Under the conditions set forth in Restatement, Torts, § 339, upon which liability attaches in cases of this kind, it is immaterial that the child involved was a trespasser. As stated in Gimmestad v. Rose Brothers Co. Inc. 194 Minn. 531, 537, 261 N.W. 194, 196:
"* * * They [the children] are trespassers, but, because of their tender years and the consequent lack of perception and responsibility, liabilty results notwithstanding the trespass."
6. Defendants assert that the instrumentality in itself was not the cause of Joel's injuries and that, in fact, it is undisputed that the accident occurred when he slipped or stumbled when running past the pile and, hence, the maintenance of the pile was not the proximate cause of the accident.
"We find no merit in defendant's contention that its negligence was not a proximate cause of the accident. Whether plaintiff's decedent fell into the water because he slipped as a result of the wet and muddy condition of the wall or merely because he lost his balance in attempting to reach a floating object is immaterial. In either event, the proximate cause was the negligence of the city in not properly safeguarding a narrow and precipitous causeway, frequented by children, where any unwary child might lose his balance and plunge into water of a dangerous depth."
7. Defendants contend that the trial court erred in failing to instruct the jury that it should determine whether Joel Doren was guilty of contributory negligence. If the conditions imposed by Restatement, Torts, § 339, are established, it is obvious that the contributory negligence of a child involved in an accident would rarely constitute the proximate cause thereof. In any event there is nothing in the record here upon which a finding of contributory negligence could be based.

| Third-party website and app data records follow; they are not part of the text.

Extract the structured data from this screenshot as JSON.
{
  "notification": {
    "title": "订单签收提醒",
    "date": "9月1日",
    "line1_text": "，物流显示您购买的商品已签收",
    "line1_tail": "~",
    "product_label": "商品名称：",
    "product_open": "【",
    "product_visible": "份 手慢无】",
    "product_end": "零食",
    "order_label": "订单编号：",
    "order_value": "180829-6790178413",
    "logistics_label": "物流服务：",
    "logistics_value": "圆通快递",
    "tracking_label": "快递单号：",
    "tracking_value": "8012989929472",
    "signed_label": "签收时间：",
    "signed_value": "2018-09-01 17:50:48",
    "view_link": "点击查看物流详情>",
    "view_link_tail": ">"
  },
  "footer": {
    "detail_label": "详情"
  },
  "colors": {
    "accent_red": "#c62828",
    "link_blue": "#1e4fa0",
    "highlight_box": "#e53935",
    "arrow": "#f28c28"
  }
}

Certainly the fact that Joel, only six years of age, in running past the ash pile tripped and fell into it would not make a fact issue on the question.
8. The rule is well established that a parent is required to exercise that degree of care for a child which a reasonably prudent person would exercise under the same conditions. Mattson v. Minnesota North Wisconsin R. Co. 98 Minn. 296, 108 N.W. 517. There is no evidence here which would support a finding that Joel's parents had failed to exercise such care. Mrs. Doren testified that she did not know her children played on the hospital grounds, although she was aware that some children played baseball on one corner thereof, and that she did not know what was within the enclosed area. Gerald Doren specifically denied that he was aware that Joel had ever wandered over to the hospital grounds or was accustomed to playing there.
For recovery of a parent to be barred because of negligence, the evidence must establish that the parent had some knowledge that the child was frequenting dangerous areas and failed to warn with reference thereto or otherwise take adequate precautions to prevent the child from going into such areas. Decker v. Itasca Paper Co. 111 Minn. 439, 127 N.W. 183; Mattson v. Minnesota North Wisconsin R. Co. supra. The absence of evidence on this point justified the trial court in directing the jury as it did on this question.
Mr. JUSTICE CHRISTIANSON took no part in the consideration or decision of this case.
MR. JUSTICE NELSON, not having been a member of the court at the time of the argument and submission, took no part in the consideration or decision of this case.